I know nutrition can seem confusing so for now don’t get bogged down with all the numbers. Start making small changes in your diet such as cutting out processed foods the majority of the time and adding more whole foods. Start with small changes that you’re comfortable with and move on when you’re ready. If you let yourself get overwhelmed you won’t stick with it. And don’t make the mistake of telling yourself you’ll never eat your favourite, not so good for you foods ever again – this will only make you want them more. I like the 80/20 rule – eat well 80% of the time and indulge in your favourite treats 20% of the time.
1. Eat protein with each meal. We need protein! Protein is made up of amino acids that are the building blocks for muscle. Women want to aim for 1 palm size portion (20-30 grams) and males 2 palm size portions (40-60 grams) with each meal.
2. Eat 1-2 servings of non-starchy vegetables with each meal. Non-starchy vegetables are high in fiber and packed with phytonutrients. Eat them raw or only lightly steamed to get the most nutrient value out of them.
3. Eat starchy carbohydrates after your strength training sessions. If weight loss is a goal of yours have your starchy carbohydrates (yams, sweet potatoes, potatoes, etc.) in the meal that follows your training session. If optimized performance is your goal, you may want to add in starchy carbs at each meal. Play around with it a bit to see what your body reacts best to. A starting point for women would be approximately ½ - ¾ cup and for men 1-1 ½ cups. You will likely need to adjust based on how you are looking, feeling, and performing so I’d suggest keeping a journal. You don’t hear this a lot but when it comes to carbohydrates LESS IS NOT ALWAYS BETTER!

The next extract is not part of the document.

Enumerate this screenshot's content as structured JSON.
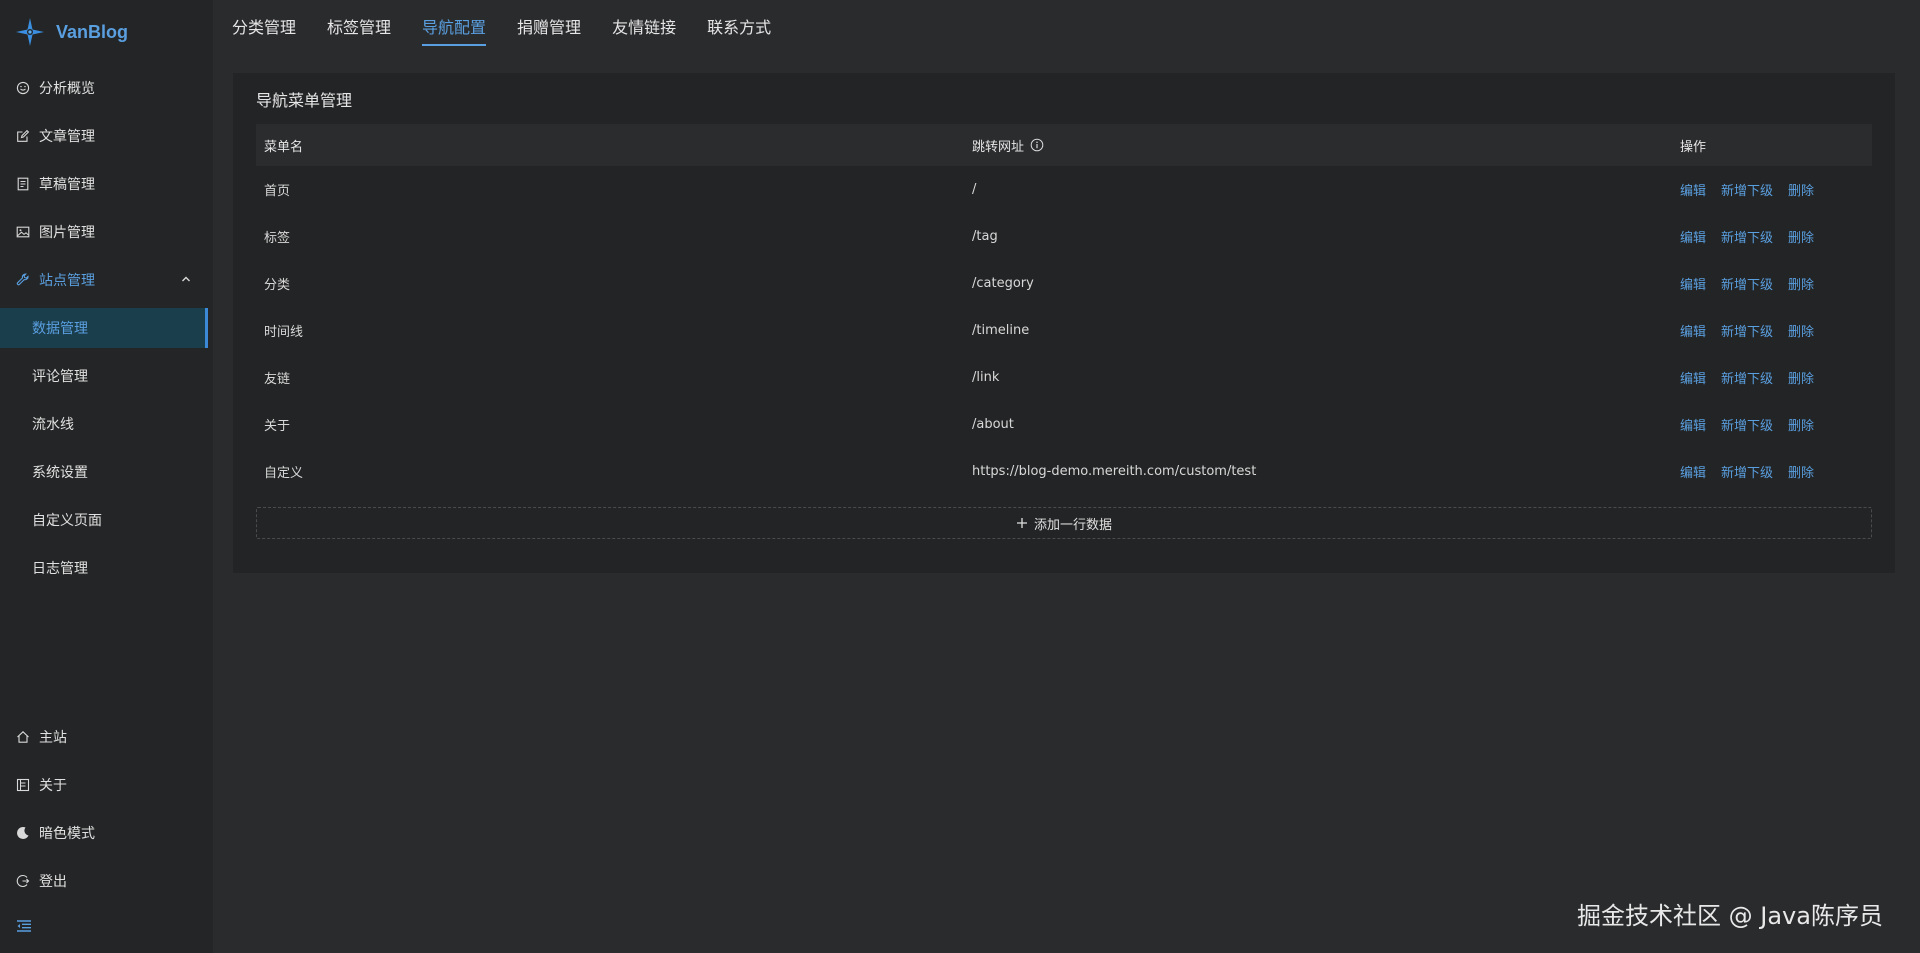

4. Invest in a nutrient dense shake. Shakes have come a long way over the years and they can be a great post workout meal if you don’t have time to make a whole food meal. Because it’s liquid your body is able to absorb it more easily since it doesn’t need to break it down as much. Shakes can also be a great breakfast idea if you don’t like eating solid food first thing in the morning or if you’re having one of those days where you don’t have time to sit down to lunch and need to take it with you on the road. Not just any shake though. Make sure your shake has all the nutrients you need with no artificial flavours or colours. Even though shakes have come a long way there are still some really junky ones out there. Price is a good clue. If it’s cheap it’s because the quality of the nutrients is low which is why the manufacturers can afford to sell it so cheap. Don’t cheap out when it comes to nourishing your body because in the end it’s not worth it.
Eat Well, Train Well, Live Well
Being fit and healthy isn’t complicated but it does require balance. You need to eat right, exercise regularly, get enough sleep, manage stress and have the support of friends and family. It takes a bit of effort but isn’t it worth it to have a body that moves with ease and energy to keep up with life?